"We are approaching a crisis situation in the United States with respect to the ability of individuals to move upward in society. I would not blame all of that on higher education, but higher education is a major part of the problem. I wanted to thoroughly dissect the data and generate something that would be reasonably definitive in saying, this is the situation. Here’s how we got here. And here’s what we can do about it."
When asked point-blank how to make college more affordable – one of the most pressing domestic policy issues of our time – Koch points to the role of governing boards in holding the line on tuition increases, citing his own experience with college trustees during his time as a college president.
“Every tuition and fee increase at a public institution is approved by a board of trustees or regents. Usually the votes are unanimous. I was president for 15 years, so I sang some of the same songs that presidents and administrators sing these days [when they want tuition hikes]. Presidents end up co-opting their boards. They give them tickets to all the events. They do all kinds of things that make the board members feel good and make the board members feel this is really important and that they need to do what the president asks them to do.”

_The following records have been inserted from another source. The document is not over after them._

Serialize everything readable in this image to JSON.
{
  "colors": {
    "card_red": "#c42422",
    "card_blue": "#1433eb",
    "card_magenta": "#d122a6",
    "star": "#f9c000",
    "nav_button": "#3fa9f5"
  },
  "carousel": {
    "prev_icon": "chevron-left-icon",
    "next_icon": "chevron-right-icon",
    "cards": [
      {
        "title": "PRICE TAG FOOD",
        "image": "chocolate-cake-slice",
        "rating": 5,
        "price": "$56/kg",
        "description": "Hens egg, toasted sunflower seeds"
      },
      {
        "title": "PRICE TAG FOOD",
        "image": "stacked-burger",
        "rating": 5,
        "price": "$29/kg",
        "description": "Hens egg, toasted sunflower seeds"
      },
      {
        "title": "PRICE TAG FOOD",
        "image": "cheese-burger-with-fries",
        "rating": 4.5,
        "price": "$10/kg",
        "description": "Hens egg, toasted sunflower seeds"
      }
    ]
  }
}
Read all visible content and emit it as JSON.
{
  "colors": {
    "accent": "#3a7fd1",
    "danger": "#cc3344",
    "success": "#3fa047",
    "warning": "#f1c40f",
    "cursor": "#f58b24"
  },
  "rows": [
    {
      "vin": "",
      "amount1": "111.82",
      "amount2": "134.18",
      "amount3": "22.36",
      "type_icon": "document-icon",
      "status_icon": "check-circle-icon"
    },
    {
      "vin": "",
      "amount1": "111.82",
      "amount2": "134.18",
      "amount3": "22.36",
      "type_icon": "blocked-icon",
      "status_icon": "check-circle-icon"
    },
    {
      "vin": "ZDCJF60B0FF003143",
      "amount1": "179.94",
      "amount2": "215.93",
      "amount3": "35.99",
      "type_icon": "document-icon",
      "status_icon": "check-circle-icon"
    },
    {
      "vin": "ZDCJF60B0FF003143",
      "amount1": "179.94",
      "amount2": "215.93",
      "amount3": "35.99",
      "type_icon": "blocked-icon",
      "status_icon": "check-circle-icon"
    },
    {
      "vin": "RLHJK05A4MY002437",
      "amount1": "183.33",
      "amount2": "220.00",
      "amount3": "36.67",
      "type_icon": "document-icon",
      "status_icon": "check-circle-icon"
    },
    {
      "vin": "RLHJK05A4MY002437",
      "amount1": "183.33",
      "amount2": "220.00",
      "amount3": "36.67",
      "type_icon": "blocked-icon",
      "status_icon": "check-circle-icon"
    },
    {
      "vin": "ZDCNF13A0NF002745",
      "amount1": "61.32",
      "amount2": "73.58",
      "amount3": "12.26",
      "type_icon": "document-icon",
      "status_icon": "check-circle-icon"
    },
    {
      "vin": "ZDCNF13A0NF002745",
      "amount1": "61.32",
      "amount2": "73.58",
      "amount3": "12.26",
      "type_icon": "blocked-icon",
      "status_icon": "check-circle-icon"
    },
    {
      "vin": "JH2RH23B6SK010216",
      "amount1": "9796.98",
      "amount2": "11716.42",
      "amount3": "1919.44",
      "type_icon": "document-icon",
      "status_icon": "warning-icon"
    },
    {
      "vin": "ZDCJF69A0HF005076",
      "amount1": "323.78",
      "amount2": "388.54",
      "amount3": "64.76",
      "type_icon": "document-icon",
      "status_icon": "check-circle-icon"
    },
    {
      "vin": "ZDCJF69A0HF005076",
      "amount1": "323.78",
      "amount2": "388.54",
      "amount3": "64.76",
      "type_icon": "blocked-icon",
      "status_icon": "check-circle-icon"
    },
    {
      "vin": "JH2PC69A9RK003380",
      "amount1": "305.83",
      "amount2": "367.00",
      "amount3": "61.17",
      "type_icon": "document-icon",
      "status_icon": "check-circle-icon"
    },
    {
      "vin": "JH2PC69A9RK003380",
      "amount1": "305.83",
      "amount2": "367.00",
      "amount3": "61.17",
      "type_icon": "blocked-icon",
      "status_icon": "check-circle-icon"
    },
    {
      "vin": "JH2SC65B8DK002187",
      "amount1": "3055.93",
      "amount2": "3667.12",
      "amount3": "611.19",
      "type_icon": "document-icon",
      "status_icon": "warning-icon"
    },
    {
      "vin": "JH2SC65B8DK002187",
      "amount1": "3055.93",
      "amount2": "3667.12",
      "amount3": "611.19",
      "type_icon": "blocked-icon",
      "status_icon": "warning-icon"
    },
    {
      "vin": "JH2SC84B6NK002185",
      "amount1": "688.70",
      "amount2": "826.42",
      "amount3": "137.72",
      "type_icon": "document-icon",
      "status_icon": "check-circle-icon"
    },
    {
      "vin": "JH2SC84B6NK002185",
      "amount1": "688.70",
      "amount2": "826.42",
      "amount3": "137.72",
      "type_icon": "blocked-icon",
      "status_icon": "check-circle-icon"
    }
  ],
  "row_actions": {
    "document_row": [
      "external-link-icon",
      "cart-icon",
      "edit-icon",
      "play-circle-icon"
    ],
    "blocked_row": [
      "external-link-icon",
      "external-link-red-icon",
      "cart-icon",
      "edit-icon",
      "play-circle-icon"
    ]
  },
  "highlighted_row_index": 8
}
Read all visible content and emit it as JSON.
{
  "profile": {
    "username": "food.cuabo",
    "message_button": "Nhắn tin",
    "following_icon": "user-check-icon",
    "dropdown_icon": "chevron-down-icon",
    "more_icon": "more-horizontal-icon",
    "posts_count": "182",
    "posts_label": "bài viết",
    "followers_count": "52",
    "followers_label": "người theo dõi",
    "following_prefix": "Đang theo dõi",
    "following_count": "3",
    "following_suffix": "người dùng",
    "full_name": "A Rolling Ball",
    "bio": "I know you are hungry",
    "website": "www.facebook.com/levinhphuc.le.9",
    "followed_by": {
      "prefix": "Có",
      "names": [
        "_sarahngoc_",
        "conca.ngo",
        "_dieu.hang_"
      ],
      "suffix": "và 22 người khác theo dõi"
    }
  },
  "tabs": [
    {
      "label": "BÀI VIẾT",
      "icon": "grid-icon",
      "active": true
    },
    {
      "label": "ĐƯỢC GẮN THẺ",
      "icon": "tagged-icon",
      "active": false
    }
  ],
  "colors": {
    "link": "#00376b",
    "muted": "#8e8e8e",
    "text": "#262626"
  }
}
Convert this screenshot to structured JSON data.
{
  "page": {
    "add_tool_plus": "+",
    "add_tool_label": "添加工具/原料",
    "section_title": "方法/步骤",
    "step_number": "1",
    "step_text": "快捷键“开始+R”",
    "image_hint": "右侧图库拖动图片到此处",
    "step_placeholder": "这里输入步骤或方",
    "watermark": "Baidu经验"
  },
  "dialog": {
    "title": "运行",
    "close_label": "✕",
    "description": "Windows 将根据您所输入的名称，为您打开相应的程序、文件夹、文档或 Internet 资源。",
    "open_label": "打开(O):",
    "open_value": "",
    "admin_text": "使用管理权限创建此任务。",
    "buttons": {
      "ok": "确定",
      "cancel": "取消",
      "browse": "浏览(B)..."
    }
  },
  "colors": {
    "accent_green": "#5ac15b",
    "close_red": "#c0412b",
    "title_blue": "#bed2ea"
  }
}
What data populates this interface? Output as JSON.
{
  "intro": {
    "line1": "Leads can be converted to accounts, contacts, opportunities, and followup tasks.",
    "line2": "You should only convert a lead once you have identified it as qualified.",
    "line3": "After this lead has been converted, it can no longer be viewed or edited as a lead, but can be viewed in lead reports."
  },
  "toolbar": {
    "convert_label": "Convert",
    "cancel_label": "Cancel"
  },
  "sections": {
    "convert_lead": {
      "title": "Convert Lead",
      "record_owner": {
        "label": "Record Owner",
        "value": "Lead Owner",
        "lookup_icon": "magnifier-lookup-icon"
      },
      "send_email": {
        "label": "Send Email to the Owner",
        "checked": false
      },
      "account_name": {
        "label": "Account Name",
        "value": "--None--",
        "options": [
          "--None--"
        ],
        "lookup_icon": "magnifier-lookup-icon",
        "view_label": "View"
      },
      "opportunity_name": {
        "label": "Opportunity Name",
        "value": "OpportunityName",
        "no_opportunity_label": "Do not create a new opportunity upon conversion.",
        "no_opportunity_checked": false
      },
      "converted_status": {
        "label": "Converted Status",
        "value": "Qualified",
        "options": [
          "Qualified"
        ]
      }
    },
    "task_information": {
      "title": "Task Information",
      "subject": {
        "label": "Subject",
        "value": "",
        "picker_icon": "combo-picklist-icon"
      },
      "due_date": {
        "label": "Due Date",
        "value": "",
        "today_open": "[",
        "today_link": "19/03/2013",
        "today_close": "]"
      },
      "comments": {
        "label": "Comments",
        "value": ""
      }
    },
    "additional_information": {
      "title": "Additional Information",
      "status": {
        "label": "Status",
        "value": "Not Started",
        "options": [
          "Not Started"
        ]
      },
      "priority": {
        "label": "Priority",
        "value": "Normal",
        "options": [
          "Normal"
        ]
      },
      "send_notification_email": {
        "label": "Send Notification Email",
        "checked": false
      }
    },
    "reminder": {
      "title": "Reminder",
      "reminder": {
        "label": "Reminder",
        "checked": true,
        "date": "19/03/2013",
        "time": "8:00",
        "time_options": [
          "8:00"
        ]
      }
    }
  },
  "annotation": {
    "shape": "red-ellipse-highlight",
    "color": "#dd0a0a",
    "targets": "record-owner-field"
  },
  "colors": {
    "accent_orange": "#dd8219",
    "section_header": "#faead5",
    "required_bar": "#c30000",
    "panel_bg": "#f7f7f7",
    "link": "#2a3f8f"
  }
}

Can America’s 50,000 public college trustees do better? Koch says they can, and they should.
“Yes. Part of the problem is they get appointed by governors or elected officials and think they’re supposed to be advocates for the institution rather than representing the public and taxpayers and students. They become advocates for the institution and perhaps even the president rather than saying, we’re here to represent citizens and taxpayers and make sure the university is doing what it should be doing for society at large.”
According to the book’s synopsis, college trustees often forget their “primary responsibility” is to the citizens and students the institutions exist to serve, stating that “concerted, informed public pressure on governors, legislators, and board members is necessary to move institutions in more positive directions.”
In addition to empowering student and family consumers to play a stronger role in holding institutional decision-makers accountable, Partners for College Affordability and Public Trust also believes in empowering board members with the resources and information they need to address these concerns and make informed decisions. That’s why we’ve developed a document to help board members ask the right – and sometimes difficult – questions. Read more here!